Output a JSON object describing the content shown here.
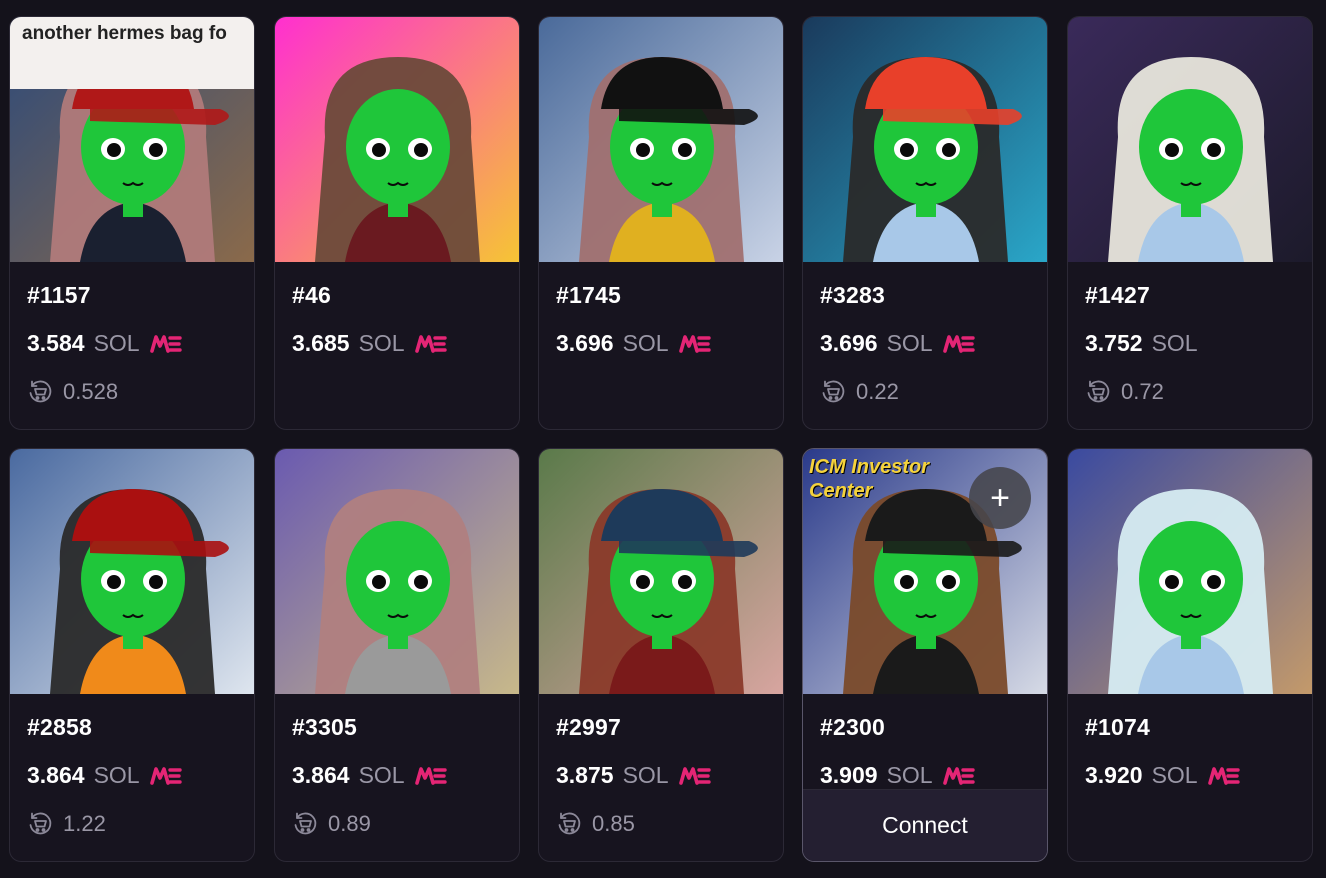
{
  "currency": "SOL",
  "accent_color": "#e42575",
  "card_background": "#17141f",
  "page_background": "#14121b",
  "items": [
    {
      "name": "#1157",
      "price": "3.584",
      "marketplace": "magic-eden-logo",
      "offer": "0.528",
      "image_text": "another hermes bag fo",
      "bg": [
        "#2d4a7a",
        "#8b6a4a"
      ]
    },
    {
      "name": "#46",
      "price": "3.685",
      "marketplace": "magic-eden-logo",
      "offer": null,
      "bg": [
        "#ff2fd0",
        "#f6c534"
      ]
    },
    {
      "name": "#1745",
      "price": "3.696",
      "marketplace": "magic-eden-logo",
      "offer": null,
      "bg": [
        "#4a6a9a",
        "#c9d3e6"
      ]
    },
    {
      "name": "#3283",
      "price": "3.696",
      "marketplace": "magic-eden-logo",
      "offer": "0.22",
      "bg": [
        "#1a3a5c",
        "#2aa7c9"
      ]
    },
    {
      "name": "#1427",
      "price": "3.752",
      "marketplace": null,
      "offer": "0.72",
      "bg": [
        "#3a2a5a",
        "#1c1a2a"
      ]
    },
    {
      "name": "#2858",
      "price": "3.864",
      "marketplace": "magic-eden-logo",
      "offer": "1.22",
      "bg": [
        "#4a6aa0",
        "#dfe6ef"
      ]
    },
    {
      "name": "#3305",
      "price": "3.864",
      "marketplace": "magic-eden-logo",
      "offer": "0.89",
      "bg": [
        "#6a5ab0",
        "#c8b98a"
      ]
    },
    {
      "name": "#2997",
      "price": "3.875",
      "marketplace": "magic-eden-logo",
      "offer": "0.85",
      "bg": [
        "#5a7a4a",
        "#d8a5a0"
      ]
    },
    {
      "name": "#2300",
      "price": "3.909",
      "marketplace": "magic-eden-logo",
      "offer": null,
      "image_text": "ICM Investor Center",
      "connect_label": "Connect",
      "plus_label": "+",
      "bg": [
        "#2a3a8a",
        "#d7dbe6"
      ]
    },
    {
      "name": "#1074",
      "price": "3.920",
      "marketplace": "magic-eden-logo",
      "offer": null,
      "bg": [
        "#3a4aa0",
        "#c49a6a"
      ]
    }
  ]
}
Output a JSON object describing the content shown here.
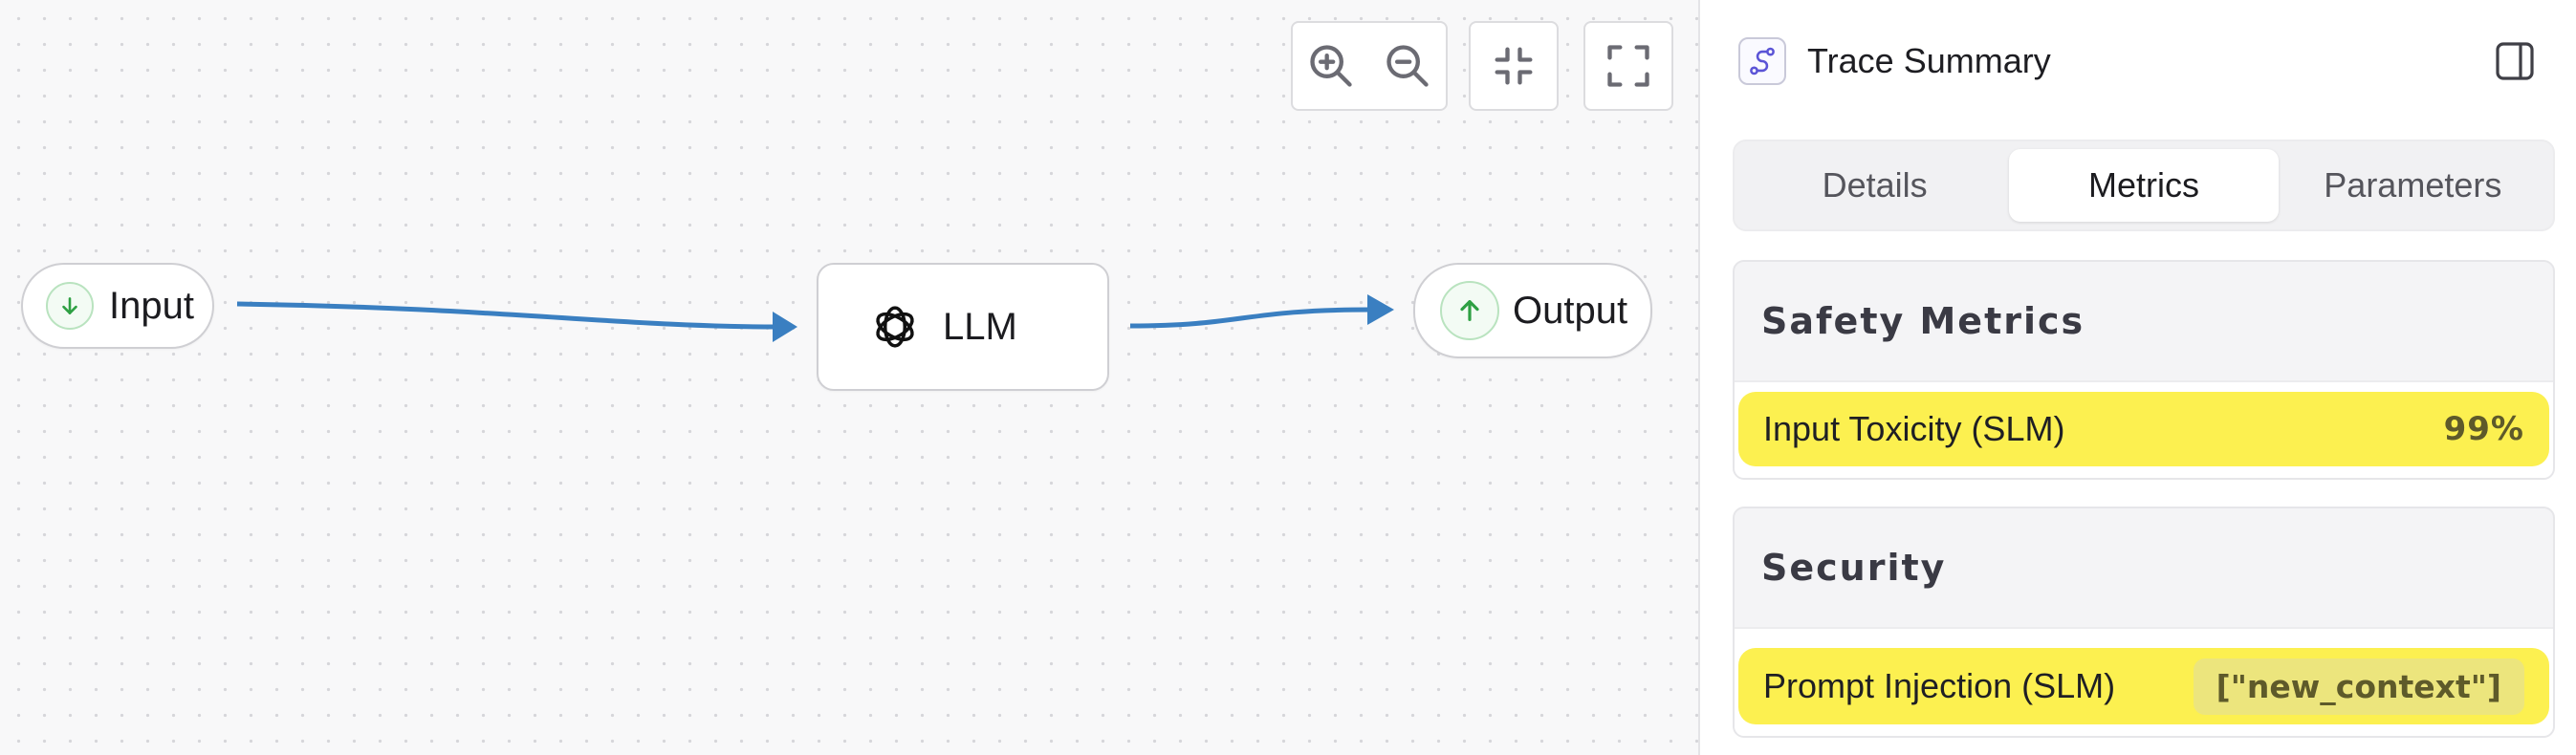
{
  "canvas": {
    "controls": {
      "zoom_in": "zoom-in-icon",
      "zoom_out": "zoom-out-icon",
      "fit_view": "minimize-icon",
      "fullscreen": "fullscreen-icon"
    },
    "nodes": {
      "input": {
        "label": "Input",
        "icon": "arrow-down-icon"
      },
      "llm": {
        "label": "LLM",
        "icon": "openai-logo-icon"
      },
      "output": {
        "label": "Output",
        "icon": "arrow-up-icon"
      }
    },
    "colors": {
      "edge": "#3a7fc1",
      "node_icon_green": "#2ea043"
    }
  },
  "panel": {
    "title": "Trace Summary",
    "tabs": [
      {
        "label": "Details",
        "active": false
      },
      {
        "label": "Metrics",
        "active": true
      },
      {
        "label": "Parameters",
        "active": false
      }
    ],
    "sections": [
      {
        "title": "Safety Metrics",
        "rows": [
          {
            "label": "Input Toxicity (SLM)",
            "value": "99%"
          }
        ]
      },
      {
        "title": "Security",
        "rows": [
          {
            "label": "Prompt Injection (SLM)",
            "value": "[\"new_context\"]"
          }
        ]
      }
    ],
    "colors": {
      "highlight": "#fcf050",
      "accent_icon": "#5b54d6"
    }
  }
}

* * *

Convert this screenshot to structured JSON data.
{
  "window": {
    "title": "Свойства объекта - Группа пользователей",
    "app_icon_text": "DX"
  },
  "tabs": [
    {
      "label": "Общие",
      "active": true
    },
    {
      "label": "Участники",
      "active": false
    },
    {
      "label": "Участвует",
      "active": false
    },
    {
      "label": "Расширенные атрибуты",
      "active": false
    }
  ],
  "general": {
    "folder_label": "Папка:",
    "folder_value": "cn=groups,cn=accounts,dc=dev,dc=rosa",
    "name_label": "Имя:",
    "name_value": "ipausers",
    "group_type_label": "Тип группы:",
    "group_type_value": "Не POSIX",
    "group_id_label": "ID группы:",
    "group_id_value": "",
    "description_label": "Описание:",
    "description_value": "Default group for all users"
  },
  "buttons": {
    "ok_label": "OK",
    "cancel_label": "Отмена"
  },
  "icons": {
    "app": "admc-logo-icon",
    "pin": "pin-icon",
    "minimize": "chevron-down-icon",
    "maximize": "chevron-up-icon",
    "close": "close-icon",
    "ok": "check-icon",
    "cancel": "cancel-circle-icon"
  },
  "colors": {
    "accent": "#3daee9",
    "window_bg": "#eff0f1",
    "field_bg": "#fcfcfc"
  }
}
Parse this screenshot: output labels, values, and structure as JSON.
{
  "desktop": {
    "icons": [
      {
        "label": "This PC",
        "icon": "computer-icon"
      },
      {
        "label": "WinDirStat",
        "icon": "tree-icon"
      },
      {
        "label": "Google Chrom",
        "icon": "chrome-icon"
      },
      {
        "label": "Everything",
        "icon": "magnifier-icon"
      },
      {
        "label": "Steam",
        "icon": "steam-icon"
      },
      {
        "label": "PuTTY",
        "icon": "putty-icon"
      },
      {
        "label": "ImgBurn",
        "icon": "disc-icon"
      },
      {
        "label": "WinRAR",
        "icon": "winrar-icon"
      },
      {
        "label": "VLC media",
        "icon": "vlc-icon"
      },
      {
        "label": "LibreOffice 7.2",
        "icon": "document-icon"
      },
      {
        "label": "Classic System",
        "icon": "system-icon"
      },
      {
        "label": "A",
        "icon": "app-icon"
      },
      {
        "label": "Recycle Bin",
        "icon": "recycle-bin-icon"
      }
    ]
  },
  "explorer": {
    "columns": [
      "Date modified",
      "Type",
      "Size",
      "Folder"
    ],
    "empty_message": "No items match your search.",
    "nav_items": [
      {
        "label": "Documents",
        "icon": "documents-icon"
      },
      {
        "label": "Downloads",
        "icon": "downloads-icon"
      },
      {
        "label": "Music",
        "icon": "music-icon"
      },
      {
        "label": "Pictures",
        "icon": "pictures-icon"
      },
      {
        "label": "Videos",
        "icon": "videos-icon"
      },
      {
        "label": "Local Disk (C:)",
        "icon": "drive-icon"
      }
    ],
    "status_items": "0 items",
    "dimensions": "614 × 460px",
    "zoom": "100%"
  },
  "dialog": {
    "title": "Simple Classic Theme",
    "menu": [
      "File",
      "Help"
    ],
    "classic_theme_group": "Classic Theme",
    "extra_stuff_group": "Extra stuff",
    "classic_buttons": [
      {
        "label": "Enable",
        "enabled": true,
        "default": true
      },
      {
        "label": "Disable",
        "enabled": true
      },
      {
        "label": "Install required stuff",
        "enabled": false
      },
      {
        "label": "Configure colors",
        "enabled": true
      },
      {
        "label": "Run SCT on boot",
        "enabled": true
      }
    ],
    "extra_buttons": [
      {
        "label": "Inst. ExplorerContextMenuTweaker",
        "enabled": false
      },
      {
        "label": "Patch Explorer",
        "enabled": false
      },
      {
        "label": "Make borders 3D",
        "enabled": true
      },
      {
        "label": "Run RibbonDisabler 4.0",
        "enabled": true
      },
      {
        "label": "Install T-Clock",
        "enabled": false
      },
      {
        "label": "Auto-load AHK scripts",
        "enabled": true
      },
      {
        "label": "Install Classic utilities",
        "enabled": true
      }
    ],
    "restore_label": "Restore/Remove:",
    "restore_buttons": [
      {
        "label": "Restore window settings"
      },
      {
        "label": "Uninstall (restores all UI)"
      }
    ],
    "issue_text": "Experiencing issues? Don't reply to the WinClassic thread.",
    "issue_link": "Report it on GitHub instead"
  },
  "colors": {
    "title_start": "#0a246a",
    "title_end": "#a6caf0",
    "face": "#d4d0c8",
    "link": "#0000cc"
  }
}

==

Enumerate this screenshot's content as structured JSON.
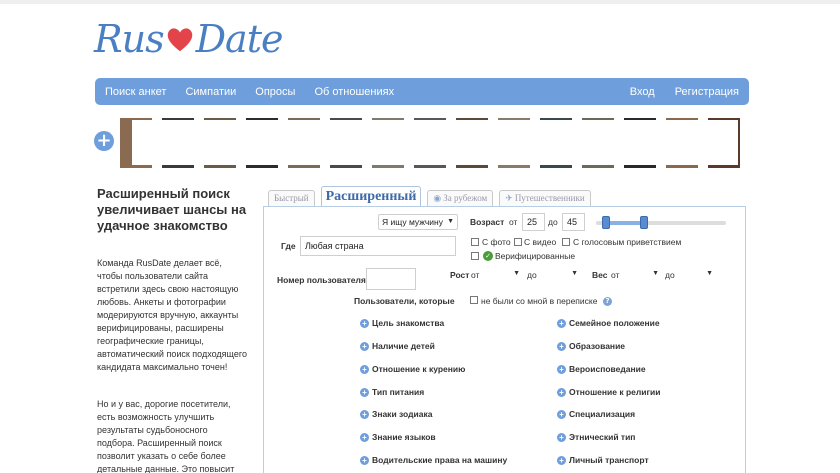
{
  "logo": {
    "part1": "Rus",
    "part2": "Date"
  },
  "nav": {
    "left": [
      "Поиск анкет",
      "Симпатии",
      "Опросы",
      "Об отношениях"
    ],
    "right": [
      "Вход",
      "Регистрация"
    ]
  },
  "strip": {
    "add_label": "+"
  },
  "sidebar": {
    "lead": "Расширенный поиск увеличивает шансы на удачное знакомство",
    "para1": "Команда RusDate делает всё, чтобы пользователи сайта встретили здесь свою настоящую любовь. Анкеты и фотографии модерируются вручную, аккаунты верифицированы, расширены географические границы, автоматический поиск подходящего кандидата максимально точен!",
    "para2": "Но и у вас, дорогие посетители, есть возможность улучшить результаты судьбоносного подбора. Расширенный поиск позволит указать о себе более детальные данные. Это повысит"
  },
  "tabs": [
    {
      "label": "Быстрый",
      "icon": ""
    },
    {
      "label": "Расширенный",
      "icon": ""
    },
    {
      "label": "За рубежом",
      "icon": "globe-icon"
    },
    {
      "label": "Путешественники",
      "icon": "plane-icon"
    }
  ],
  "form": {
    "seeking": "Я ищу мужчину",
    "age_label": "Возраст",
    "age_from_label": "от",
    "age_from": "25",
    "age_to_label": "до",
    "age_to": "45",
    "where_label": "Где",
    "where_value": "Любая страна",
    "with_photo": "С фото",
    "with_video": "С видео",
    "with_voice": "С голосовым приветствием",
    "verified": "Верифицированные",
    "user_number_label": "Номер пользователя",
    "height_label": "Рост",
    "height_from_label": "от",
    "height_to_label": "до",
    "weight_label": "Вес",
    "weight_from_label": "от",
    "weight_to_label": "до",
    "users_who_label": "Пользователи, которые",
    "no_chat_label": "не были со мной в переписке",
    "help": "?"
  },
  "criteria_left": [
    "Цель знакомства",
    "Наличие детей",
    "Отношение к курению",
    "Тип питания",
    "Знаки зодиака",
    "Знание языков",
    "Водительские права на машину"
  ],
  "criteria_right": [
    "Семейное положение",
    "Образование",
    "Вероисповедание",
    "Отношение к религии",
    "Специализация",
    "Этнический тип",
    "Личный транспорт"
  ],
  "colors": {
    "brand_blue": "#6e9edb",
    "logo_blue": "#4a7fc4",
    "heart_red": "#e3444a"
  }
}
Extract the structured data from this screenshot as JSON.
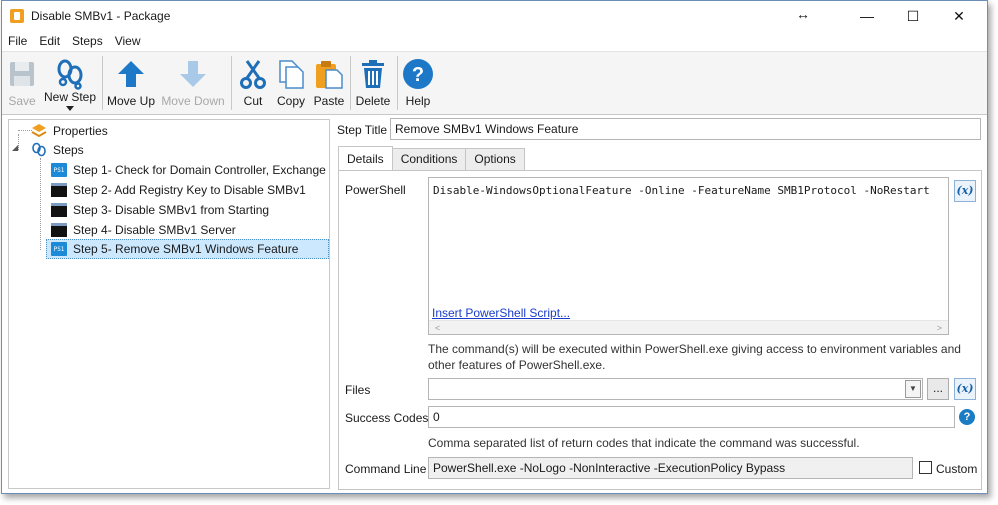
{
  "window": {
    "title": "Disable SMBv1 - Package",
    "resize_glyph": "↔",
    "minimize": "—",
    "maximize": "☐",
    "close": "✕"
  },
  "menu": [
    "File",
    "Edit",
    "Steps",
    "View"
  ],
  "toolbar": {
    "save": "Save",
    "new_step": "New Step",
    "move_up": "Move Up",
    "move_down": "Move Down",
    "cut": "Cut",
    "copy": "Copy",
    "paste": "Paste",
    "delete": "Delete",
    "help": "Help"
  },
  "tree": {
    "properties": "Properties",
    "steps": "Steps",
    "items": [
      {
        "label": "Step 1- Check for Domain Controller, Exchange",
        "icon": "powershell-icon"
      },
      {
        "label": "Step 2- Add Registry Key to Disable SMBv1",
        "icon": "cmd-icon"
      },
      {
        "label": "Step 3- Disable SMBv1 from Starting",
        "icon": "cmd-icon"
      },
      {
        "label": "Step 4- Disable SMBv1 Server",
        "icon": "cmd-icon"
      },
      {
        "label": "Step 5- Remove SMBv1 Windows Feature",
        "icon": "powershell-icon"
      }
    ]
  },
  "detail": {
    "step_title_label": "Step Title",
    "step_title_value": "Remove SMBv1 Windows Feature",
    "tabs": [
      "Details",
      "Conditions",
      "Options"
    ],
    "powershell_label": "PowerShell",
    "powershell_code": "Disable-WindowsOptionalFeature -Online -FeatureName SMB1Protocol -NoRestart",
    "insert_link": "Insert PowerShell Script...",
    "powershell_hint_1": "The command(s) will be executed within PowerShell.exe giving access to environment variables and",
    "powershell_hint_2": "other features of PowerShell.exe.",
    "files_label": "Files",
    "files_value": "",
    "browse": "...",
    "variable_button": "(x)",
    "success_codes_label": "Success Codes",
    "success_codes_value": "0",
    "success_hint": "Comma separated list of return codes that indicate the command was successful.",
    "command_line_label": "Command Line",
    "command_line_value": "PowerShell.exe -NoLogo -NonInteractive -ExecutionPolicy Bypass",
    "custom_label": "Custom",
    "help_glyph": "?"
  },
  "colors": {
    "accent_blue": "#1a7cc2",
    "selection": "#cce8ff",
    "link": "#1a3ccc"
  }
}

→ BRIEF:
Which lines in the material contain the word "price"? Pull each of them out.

→ TASK RESPONSE:
      "price": "3.584",
      "price": "3.685",
      "price": "3.696",
      "price": "3.696",
      "price": "3.752",
      "price": "3.864",
      "price": "3.864",
      "price": "3.875",
      "price": "3.909",
      "price": "3.920",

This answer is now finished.